What Is a Casino?
A casino is an establishment for gambling, and also offers food and drinks. It is usually located near or combined with hotels, resorts, restaurants, retail shops, and cruise ships. In some countries, casinos are licensed and regulated by government agencies. The term casino may also be used to refer to a specific game, such as blackjack or poker.
In games with a skill element, the house edge is defined as the expected percentage that a casino will retain over time on all bets made (assuming optimal play), if no other factor is taken into account. In practice, the house edges are highly variable, depending on rules and decks of cards used.
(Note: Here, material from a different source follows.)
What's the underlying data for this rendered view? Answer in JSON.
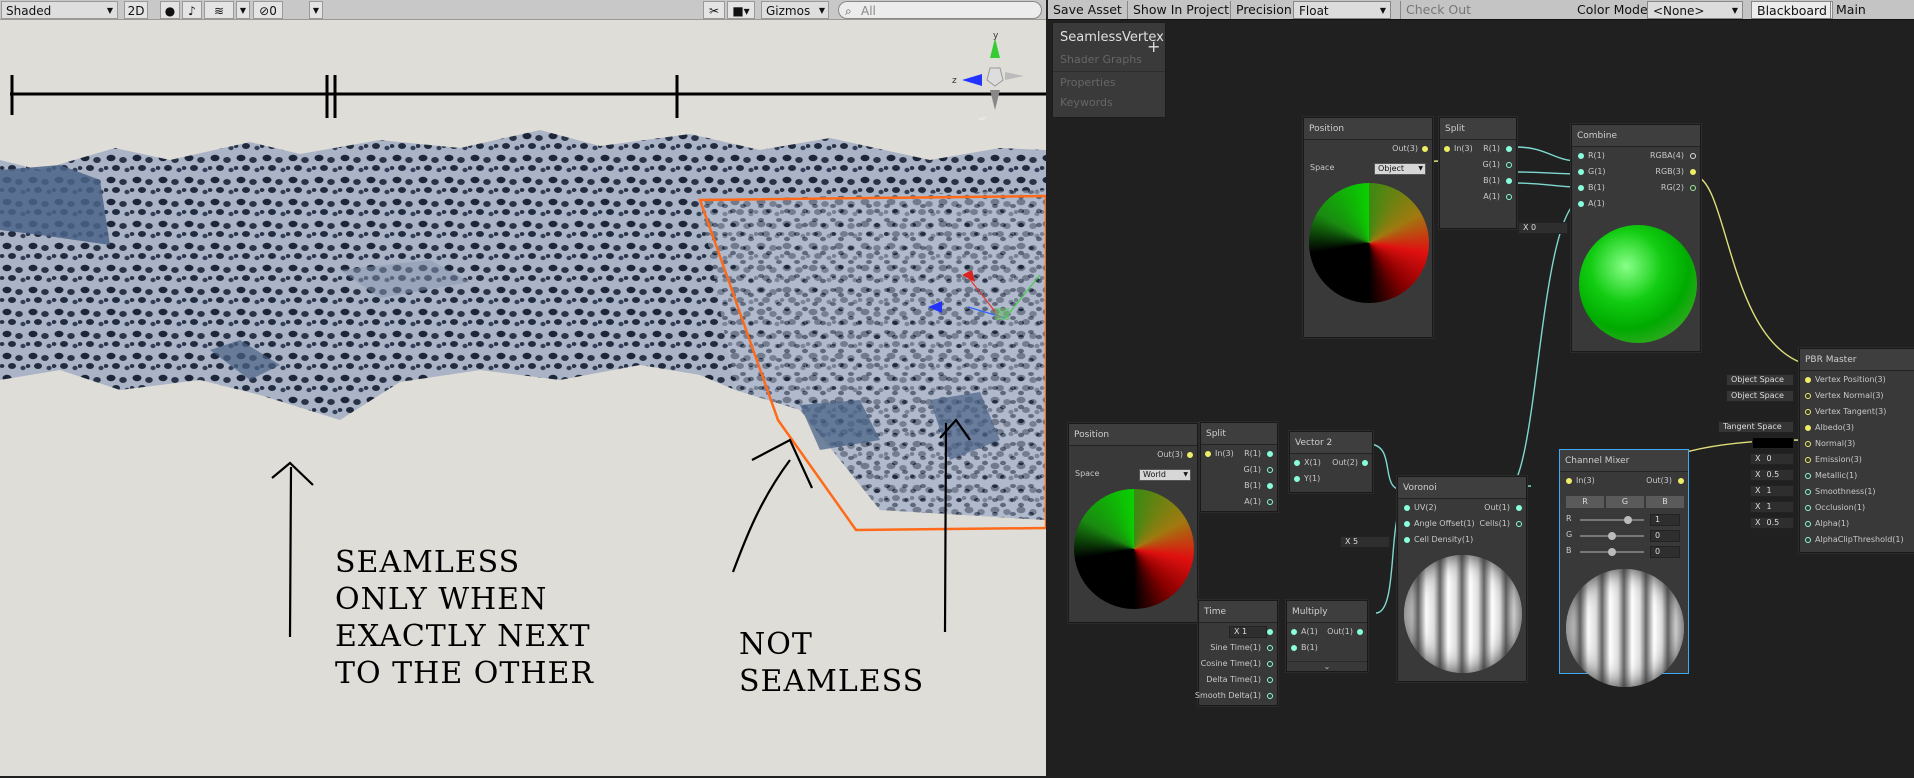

This makes them very difficult to predict and is a significant obstacle to players’ efforts to beat the house.
In addition to the house edge, casino profit is often derived from a commission on player bets, known as rake. This is particularly prevalent in card games such as poker. The rake is collected by dealers and other staff, and casino profits are further increased by the use of various promotions and perks designed to draw in new players and keep existing ones spending money. These perks can range from free rooms to cheap meals and show tickets. Several studies have shown that casinos negatively affect local economies, especially when people become addicted to gambling and lose their incomes. This offsets any economic gains a casino might bring to the community.